“There are an astronomical number of vacant properties in Trenton,” Arnold Cohen, the Senior Policy Coordinator for the Housing and Community Development Network of New Jersey, told PolitickerNJ last month. “The problem worsened [before the current mayor, Eric Jackson, took office last year] but even with the best person in charge, the city is in crisis. There’s only so much you can do as a municipality.”
In the upcoming session, the legislature will consider a host of bills directly targeting vacant and foreclosed properties. Cohen worked with state Senator M. Teresa Ruiz (D-29) of Newark on a land-banking bill (S-2867), which Christie initially vetoed, citing lack of transparency.
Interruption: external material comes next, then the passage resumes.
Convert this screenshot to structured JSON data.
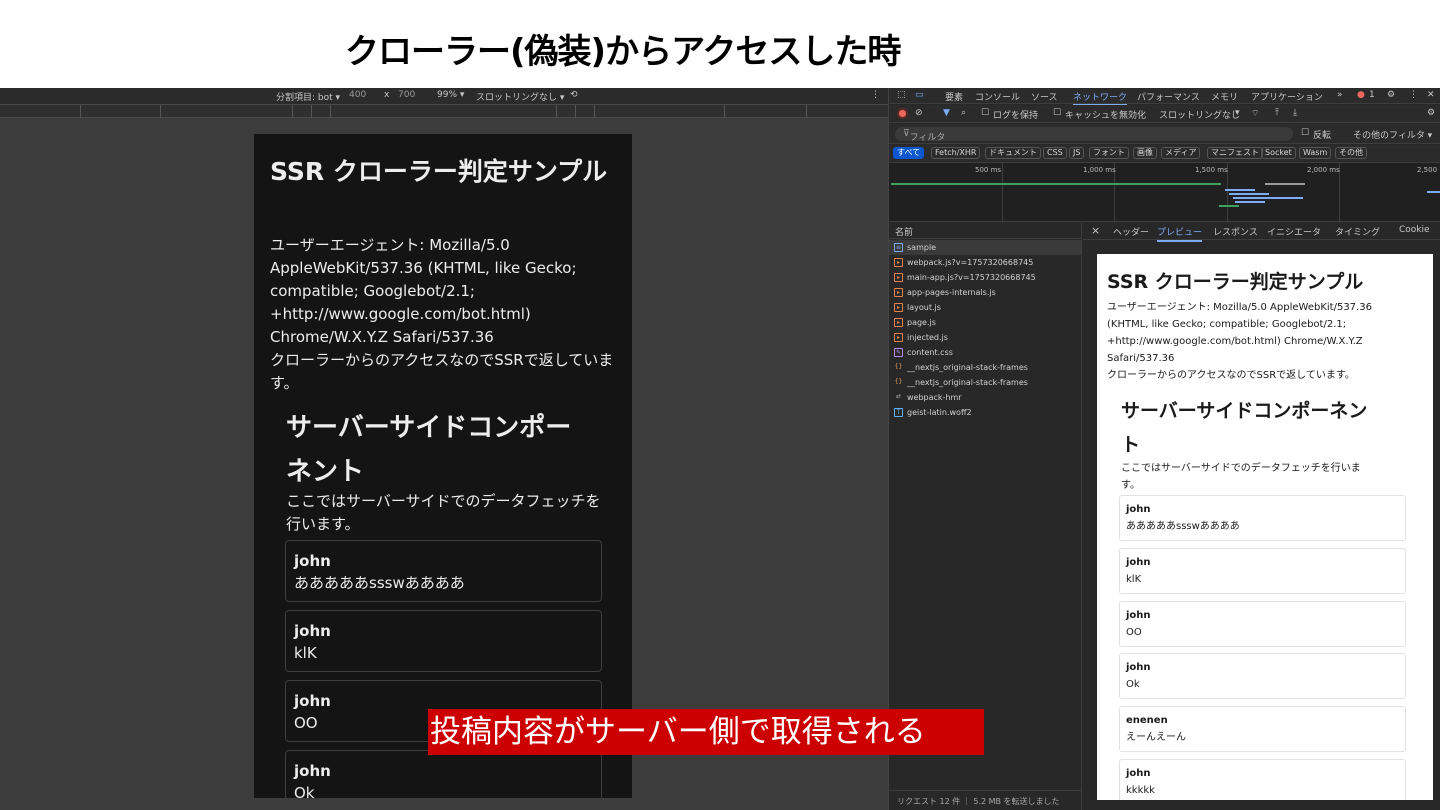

Ruiz hopes the bill passes in this upcoming session.
“The senate passed it in June and it still needs to go before the Assembly,” the senator told PolitickerNJ. “The purpose is to create land-banking authorities to transform magnets for crime into hope. As an individual from Newark who is impacted by a high foreclosure rate, this bill would create a tangible positive impact.”
“Both Senator Ruiz and Assemblywoman Mila Jasey [D-27] have done an excellent job pushing the bill,” said Cohen, who noted other bills, including one aimed at protecting Hurricane Sandy from foreclosure as they wait for federal assistance, and another providing funding for foreclosure prevention.
Joyful in their faith but looking for help back in Paterson’s 4th Ward, between crack-infested buildings surrounding schools and a park for children condemned once for contaminated soil, buildings burned down by homeless drug addicts and gang members tweeting out pictures of themselves with shotguns after the latest shootout, not far from Freedom Boulevard where Dr. Martin Luther King, Jr. once spoke shortly before he was shot and killed, Sumter and the Reverend Pastor Clayton soldier on in solidarity.